EXERCISE DETAILS | Report only the number of lines in this material that include "icon".

GIVEN DATA |
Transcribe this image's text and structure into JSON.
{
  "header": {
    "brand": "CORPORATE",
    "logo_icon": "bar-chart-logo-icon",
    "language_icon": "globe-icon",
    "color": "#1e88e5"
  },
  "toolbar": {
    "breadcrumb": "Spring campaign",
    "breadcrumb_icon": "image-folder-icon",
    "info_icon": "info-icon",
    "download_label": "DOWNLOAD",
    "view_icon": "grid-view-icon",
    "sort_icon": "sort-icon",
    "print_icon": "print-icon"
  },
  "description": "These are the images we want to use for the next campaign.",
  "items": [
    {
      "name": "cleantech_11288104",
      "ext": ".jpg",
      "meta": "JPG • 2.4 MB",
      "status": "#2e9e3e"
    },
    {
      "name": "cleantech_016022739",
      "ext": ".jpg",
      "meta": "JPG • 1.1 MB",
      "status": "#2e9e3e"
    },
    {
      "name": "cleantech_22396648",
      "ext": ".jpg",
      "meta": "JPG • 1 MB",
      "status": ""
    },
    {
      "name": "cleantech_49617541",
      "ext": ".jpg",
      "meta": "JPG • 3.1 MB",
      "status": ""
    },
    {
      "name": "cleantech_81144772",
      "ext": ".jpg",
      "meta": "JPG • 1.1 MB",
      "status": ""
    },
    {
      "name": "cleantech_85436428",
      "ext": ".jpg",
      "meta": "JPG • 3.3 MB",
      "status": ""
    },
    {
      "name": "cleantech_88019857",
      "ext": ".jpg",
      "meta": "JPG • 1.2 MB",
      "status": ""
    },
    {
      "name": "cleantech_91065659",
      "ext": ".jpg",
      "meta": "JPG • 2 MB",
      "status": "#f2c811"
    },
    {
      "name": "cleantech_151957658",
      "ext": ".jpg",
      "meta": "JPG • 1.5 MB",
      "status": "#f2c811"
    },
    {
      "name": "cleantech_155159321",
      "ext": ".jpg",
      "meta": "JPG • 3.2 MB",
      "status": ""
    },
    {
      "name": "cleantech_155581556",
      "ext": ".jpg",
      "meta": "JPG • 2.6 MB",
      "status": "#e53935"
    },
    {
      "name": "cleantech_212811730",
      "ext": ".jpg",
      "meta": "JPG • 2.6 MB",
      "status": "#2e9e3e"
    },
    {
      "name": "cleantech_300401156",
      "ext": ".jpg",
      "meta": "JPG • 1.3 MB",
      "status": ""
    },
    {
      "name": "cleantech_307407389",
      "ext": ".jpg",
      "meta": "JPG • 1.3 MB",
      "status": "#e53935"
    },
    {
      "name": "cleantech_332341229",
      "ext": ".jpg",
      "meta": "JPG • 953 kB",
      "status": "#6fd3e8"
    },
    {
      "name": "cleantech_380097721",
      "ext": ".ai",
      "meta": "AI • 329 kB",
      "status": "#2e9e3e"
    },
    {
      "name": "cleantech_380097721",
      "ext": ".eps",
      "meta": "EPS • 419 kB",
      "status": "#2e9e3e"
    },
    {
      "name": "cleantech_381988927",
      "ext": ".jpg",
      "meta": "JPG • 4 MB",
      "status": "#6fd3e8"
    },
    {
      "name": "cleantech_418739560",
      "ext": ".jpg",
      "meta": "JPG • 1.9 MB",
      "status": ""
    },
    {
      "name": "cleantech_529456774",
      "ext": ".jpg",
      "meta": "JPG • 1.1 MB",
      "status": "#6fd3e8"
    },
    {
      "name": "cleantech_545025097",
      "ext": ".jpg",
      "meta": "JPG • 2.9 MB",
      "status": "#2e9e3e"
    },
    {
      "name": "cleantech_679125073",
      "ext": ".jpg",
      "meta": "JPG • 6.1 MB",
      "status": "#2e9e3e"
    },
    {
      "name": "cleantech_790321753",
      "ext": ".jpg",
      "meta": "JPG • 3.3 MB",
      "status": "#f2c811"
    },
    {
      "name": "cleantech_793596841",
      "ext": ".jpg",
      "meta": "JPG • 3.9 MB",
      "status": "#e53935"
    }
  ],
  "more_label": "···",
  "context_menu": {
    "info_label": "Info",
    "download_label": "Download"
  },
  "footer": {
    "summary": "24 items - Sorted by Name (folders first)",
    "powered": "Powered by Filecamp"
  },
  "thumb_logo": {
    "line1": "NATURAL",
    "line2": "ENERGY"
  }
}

OUTPUT OF THE EXERCISE | 7